Is vertigo the same as fear of heights?
In general, we associate these two terms because they are both related to a height-related discomfort, but they are not synonymous. Vertigo is a sensation of rotation and loss of balance. It feels like the elements around us are moving or we are turning. On the other hand, people who are afraid of heights can experience vertigo at any time. However, dizziness is only one symptom of this disorder. In short, these challenges are interrelated, although not equivalent.
It’s because they are both related to a height-related discomfort, but they are not synonymous. Vertigo is a sensation of rotation and loss of balance. It feels like the elements around us are moving or we are turning. On the other hand, people who are afraid of heights can experience vertigo at any time. However, dizziness is only one symptom of this disorder. In short, these challenges are interrelated, although not equivalent.
If your height fear is not pathological, there are ways to keep you free from this fear. It is possible to unwind in situations of anxiety, but it is best to seek professional help if you have a phobia that is really noticeable to you. There are some psychological assessment tools, such as questionnaires, to see if we have any unreasonable fear. There are many therapies that have proven to be a great help for acrophobia. However, it is not known which is the best method. However, seeking an appropriate treatment is essential to improve the quality of life of those affected.
Cognitive-Behavioral Therapy: This is the most commonly used therapy to treat phobias. Procedures such as exposure techniques have a long and successful tradition in research and clinical practice. These methods gradually bring acrophobics closer to the object of their fears. They gradually become safer and reduce anxiety reactions.
Patients may be referred to fear stimuli by professionals (psychological help specialists) or may resort to direct exposure to fear techniques. On the other hand, the animation can be symbolic or alive. It can also be done in a group or individually. Symptoms do not always disappear completely, but they allow them to perform daily activities, such as riding the elevator or looking out a window, without being paralyzed by fear.
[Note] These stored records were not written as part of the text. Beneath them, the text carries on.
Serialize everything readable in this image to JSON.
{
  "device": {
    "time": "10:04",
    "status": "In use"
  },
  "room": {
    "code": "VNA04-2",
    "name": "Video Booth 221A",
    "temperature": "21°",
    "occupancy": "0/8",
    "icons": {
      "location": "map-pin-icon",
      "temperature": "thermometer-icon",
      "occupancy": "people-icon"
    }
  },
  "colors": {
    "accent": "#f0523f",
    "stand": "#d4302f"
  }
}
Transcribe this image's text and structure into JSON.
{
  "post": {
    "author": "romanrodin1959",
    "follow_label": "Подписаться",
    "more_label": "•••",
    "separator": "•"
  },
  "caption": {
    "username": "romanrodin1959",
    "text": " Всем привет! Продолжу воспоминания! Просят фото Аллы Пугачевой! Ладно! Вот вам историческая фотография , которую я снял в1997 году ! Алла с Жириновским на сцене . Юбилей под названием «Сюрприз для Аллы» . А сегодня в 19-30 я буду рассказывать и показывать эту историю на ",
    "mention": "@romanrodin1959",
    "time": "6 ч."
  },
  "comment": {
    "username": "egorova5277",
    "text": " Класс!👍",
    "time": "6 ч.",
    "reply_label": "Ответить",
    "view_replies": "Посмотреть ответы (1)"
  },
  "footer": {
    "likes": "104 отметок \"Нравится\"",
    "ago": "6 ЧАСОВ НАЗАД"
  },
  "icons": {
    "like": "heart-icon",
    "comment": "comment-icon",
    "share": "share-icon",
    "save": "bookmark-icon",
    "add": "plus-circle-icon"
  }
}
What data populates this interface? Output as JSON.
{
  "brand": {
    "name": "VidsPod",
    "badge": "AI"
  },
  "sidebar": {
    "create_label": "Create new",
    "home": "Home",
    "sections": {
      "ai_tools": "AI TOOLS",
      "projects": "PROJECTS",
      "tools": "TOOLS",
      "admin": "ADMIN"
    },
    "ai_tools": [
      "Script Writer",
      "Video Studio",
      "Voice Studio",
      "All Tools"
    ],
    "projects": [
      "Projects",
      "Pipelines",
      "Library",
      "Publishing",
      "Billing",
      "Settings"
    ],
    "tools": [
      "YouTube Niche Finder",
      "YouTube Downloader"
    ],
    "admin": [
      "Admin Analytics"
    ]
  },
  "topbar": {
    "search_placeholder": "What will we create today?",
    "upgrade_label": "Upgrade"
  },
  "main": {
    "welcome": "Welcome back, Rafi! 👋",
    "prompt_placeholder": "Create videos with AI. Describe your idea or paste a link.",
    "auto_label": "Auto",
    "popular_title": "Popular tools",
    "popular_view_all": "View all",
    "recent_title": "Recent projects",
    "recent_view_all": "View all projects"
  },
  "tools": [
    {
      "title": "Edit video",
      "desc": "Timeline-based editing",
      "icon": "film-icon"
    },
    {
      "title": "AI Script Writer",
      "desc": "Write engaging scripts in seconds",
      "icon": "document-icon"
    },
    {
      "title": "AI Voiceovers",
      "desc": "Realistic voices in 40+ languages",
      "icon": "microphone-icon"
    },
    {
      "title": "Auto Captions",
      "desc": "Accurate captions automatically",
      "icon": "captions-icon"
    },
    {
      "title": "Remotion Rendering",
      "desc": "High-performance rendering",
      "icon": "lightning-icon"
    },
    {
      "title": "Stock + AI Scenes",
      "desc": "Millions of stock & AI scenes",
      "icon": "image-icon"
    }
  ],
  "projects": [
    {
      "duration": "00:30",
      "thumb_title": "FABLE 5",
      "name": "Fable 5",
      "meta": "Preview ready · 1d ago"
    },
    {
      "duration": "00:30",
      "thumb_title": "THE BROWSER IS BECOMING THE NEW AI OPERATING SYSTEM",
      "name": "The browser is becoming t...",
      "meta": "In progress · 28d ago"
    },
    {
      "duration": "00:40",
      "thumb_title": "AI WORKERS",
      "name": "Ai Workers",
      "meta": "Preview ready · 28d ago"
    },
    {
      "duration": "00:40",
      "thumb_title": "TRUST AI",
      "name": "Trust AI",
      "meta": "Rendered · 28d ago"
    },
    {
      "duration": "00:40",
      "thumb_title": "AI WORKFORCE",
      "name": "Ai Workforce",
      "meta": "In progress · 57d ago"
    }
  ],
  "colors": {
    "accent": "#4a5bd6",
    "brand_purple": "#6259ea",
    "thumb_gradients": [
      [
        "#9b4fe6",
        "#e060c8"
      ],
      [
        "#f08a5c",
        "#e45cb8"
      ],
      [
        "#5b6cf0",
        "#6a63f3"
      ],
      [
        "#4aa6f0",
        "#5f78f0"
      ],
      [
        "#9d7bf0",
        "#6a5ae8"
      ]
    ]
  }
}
Psychological intervention will greatly increase welfare. In addition, these treatments are under continuous review. In fact, the emergence of new technologies, such as virtual reality, helps people encounter their fears in a more controlled environment. The acrophobic person can overcome difficulties that he has never imagined before.